Arts Day At The Legislature Celebrates Longevity, Focuses On The Future

Fiddle and guitar players playing music
Augusta heritage Center musicians play on Arts Day at the West Virginia Legislature.
Conor Martin/West Virginia Public Broadcasting

Musicians, theater folks, painters and sculptors filled the Capitol rotunda on Arts Day at the 2023 West Virginia Legislature. There were themes of longevity among the muses, along with an amiable artistic forecast for the future.  

Visitors do much more than fiddle around at the Augusta Heritage Center in Randolph County. Celebrating 50 years of preserving and elevating traditional West Virginia art forms, Executive Director Seth Young said the center’s annual July Heritage Series workshops have become an international arts mecca. 

“It’s three weeks of music, art, craft, folklore, foodways and folkways on the campus of Davis and Elkins College,” Young said. “People come from all over the world to study things such as Cajun and Creole culture, swing music, classic country music, bluegrass, vocal blues, old-time music, and of course crafts, folkways and folklore.”

West Virginia Public Broadcasting’s Mountain Stage is celebrating 40 years of live music performances.
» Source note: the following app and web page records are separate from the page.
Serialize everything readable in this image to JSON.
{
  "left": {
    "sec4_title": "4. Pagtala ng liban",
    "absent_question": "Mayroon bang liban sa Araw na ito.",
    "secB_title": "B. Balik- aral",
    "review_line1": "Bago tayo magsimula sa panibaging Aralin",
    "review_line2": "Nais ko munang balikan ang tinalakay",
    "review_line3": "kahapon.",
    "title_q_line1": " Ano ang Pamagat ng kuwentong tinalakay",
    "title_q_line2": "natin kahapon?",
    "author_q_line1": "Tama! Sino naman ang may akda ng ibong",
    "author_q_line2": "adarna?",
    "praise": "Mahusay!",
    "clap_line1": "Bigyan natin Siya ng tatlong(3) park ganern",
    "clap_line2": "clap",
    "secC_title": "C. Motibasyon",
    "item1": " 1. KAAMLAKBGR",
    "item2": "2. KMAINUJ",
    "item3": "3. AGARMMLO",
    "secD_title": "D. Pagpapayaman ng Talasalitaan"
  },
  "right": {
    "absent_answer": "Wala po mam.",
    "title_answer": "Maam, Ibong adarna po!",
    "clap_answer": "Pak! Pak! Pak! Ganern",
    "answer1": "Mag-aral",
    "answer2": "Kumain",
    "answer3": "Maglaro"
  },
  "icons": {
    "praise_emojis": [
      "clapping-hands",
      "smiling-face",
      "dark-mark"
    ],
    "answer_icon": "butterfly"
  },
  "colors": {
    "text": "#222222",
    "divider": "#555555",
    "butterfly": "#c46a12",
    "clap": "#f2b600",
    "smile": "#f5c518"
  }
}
Associate Director Mallory Richards said with a network of more than 290 stations airing the program around the globe, Mountain Stage is West Virginia’s calling card to the world.

“You can tune in wherever you are. You could be in the car driving down the road or you can join us here in Charleston, West Virginia for a live show,” Richards said. “It really goes back to hospitality. Everyone’s treated equally. Our artists backstage, it’s like welcoming a family home.”

Ten or so years ago, when West Virginia’s public schools faced serious budget challenges, many said the arts were not a priority. They asked, do we really need a band or theater department? In 2023, the opposite seems true.

Singing in the Senate chamber, the Appalachian Children’s Choir is living proof of what state Curator of Arts, Culture and History Randall Reid-Smith said is a statewide, flourishing font of artistic creativity.

“I was just at the Wood County Board of Education to present awards. They were recognized in all the arts, and they just put back in their school system, fifth grade band. I mean, that is huge,” Reid-Smith said. “We just had, in the last two days, the West Virginia State Arts Conference. We had 147 arts organizations and individual artists that have wonderful outreach programs into our schools. And the thing that they were all excited about is that the arts are back. Arts are great and today we’re here at Arts Day, we have all 55 booths filled, it is all about the arts.” 

Reid-Smith said the only pure academic pursuit is the arts, that everything else in life is just an elective.

West Virginia Public Broadcasting is a state agency within the Department of Arts, Culture and History.